__ASSIGNMENT__.
Tally the lines below that hold the string "Vector", and report the tally by itself.

Top of DATA FOR ANALYSIS

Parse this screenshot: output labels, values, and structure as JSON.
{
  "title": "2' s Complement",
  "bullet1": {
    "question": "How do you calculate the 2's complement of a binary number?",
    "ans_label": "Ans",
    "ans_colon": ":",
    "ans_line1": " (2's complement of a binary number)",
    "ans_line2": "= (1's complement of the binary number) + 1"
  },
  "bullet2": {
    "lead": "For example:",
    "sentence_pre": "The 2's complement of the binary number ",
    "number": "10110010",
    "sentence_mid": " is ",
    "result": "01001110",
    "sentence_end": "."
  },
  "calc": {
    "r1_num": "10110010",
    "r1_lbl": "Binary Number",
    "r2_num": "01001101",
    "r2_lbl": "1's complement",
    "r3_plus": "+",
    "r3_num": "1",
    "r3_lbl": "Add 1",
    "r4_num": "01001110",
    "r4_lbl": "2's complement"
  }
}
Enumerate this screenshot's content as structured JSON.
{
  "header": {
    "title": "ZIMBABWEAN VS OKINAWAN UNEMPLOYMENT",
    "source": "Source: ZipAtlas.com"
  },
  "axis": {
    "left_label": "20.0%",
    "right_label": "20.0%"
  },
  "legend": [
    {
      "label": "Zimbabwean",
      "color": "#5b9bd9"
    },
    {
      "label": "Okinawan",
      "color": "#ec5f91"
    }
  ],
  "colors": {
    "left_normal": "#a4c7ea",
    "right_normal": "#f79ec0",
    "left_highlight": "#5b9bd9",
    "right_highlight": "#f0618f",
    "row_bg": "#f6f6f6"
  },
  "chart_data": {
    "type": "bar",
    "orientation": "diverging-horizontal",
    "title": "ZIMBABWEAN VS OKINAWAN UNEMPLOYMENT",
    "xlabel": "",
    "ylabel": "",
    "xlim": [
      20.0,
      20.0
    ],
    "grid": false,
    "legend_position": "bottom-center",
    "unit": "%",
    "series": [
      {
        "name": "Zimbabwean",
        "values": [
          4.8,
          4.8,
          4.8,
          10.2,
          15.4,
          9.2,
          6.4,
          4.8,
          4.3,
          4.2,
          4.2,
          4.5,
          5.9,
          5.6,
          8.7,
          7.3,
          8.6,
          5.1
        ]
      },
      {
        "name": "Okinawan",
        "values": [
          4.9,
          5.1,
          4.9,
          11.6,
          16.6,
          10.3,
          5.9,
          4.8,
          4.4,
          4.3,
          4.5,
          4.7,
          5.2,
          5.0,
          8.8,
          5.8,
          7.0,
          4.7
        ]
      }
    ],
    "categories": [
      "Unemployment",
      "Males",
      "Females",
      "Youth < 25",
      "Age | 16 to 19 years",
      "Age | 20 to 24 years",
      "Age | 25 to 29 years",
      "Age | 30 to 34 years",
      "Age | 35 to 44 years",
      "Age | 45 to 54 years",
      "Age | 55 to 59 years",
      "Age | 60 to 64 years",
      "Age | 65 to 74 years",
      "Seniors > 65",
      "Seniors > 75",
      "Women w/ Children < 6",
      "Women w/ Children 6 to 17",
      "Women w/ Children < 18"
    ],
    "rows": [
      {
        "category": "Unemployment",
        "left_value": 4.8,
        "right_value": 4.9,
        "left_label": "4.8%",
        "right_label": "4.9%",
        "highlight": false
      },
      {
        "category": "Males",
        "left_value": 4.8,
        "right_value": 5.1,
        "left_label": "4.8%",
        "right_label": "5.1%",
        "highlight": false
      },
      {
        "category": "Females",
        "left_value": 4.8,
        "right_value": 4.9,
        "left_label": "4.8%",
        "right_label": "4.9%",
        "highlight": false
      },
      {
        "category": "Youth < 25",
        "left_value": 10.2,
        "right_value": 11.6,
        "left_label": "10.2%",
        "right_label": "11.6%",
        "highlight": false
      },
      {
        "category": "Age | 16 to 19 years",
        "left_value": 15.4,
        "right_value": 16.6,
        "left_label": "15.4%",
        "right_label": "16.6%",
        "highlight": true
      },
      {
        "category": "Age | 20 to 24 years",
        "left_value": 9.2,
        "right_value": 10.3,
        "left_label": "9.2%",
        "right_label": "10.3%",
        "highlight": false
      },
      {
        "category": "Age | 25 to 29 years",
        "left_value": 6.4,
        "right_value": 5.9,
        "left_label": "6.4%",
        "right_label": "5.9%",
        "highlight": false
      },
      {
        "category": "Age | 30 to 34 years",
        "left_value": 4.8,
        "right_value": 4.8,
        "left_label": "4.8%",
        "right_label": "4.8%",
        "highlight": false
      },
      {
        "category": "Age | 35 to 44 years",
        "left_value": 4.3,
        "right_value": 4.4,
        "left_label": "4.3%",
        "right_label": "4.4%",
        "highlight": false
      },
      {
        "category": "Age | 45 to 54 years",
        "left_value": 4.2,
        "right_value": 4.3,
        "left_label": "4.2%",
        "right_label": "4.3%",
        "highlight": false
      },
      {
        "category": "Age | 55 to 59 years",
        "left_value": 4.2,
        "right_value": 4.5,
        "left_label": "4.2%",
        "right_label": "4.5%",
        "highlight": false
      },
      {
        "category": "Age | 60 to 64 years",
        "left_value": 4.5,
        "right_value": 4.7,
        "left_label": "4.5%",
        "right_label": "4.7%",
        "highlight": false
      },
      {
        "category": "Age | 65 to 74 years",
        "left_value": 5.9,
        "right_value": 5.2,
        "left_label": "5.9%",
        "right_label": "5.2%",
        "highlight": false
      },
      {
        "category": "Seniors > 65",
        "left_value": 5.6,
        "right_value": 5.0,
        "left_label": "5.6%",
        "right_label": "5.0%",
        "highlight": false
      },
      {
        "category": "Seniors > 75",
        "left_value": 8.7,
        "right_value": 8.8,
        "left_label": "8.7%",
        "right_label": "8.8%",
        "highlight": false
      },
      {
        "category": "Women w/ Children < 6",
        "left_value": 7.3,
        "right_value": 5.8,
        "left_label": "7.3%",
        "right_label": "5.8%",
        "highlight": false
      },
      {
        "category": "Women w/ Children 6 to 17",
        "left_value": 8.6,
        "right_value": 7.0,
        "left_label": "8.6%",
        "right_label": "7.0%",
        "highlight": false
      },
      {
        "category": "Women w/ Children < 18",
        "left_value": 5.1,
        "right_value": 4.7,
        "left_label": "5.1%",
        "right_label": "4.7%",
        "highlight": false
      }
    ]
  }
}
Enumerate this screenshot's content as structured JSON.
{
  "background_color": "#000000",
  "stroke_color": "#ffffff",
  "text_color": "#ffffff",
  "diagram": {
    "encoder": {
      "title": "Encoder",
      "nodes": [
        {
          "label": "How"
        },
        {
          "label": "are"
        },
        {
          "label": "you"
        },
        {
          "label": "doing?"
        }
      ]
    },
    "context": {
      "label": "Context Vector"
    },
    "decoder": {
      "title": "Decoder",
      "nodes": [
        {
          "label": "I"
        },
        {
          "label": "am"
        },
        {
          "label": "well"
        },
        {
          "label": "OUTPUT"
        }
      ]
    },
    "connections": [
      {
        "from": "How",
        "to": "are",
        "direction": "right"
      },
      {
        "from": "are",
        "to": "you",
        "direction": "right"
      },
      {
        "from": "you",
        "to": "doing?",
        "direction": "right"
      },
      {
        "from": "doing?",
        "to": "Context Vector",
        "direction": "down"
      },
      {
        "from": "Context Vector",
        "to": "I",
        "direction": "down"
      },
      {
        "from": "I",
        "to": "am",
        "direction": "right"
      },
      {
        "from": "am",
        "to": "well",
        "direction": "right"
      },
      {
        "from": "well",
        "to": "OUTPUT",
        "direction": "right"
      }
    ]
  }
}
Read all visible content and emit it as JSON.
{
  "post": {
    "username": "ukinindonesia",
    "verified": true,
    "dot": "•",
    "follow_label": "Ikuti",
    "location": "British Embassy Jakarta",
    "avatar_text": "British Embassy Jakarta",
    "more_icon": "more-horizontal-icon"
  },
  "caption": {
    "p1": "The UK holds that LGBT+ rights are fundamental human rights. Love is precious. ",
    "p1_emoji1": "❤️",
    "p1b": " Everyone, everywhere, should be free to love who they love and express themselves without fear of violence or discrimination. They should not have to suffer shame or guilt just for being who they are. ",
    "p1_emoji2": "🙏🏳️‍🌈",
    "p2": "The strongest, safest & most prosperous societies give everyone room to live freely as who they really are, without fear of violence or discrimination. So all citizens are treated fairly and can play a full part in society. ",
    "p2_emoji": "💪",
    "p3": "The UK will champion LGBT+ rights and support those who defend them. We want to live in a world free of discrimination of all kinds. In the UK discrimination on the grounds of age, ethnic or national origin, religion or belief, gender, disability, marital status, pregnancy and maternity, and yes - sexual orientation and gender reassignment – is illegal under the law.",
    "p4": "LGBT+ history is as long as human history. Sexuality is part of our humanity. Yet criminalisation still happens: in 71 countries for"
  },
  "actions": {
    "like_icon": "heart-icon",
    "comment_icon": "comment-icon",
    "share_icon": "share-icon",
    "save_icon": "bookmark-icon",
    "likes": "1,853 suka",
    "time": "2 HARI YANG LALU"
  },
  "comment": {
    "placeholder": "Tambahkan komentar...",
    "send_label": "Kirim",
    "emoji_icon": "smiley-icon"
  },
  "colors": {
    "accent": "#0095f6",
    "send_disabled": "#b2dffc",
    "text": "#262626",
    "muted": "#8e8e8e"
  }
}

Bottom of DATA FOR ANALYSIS

__RESULT BELOW__.
3